Segment Start: RECORDS

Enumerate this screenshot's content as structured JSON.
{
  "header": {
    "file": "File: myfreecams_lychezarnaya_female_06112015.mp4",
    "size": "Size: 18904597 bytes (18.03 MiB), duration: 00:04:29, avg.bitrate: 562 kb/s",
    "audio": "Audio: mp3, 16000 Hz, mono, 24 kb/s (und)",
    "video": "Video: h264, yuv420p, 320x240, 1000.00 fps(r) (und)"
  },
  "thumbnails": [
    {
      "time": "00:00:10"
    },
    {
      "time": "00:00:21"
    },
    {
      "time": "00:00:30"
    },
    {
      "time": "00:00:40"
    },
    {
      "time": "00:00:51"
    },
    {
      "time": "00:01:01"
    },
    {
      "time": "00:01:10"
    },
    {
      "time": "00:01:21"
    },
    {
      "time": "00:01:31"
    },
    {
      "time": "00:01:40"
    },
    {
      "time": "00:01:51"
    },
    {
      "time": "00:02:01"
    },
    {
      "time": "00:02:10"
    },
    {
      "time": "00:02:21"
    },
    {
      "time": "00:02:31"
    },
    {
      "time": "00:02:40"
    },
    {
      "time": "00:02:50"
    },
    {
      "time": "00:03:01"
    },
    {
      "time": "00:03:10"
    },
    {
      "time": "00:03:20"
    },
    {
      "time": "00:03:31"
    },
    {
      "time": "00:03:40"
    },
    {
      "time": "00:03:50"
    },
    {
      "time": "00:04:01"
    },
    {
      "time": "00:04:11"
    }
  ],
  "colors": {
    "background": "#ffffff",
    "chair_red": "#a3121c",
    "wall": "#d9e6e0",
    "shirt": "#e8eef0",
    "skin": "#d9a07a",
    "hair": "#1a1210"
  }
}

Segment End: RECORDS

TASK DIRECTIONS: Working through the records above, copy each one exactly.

OUTPUT BELOW:
Enumerate this screenshot's content as structured JSON.
{
  "header": {
    "file": "File: myfreecams_lychezarnaya_female_06112015.mp4",
    "size": "Size: 18904597 bytes (18.03 MiB), duration: 00:04:29, avg.bitrate: 562 kb/s",
    "audio": "Audio: mp3, 16000 Hz, mono, 24 kb/s (und)",
    "video": "Video: h264, yuv420p, 320x240, 1000.00 fps(r) (und)"
  },
  "thumbnails": [
    {
      "time": "00:00:10"
    },
    {
      "time": "00:00:21"
    },
    {
      "time": "00:00:30"
    },
    {
      "time": "00:00:40"
    },
    {
      "time": "00:00:51"
    },
    {
      "time": "00:01:01"
    },
    {
      "time": "00:01:10"
    },
    {
      "time": "00:01:21"
    },
    {
      "time": "00:01:31"
    },
    {
      "time": "00:01:40"
    },
    {
      "time": "00:01:51"
    },
    {
      "time": "00:02:01"
    },
    {
      "time": "00:02:10"
    },
    {
      "time": "00:02:21"
    },
    {
      "time": "00:02:31"
    },
    {
      "time": "00:02:40"
    },
    {
      "time": "00:02:50"
    },
    {
      "time": "00:03:01"
    },
    {
      "time": "00:03:10"
    },
    {
      "time": "00:03:20"
    },
    {
      "time": "00:03:31"
    },
    {
      "time": "00:03:40"
    },
    {
      "time": "00:03:50"
    },
    {
      "time": "00:04:01"
    },
    {
      "time": "00:04:11"
    }
  ],
  "colors": {
    "background": "#ffffff",
    "chair_red": "#a3121c",
    "wall": "#d9e6e0",
    "shirt": "#e8eef0",
    "skin": "#d9a07a",
    "hair": "#1a1210"
  }
}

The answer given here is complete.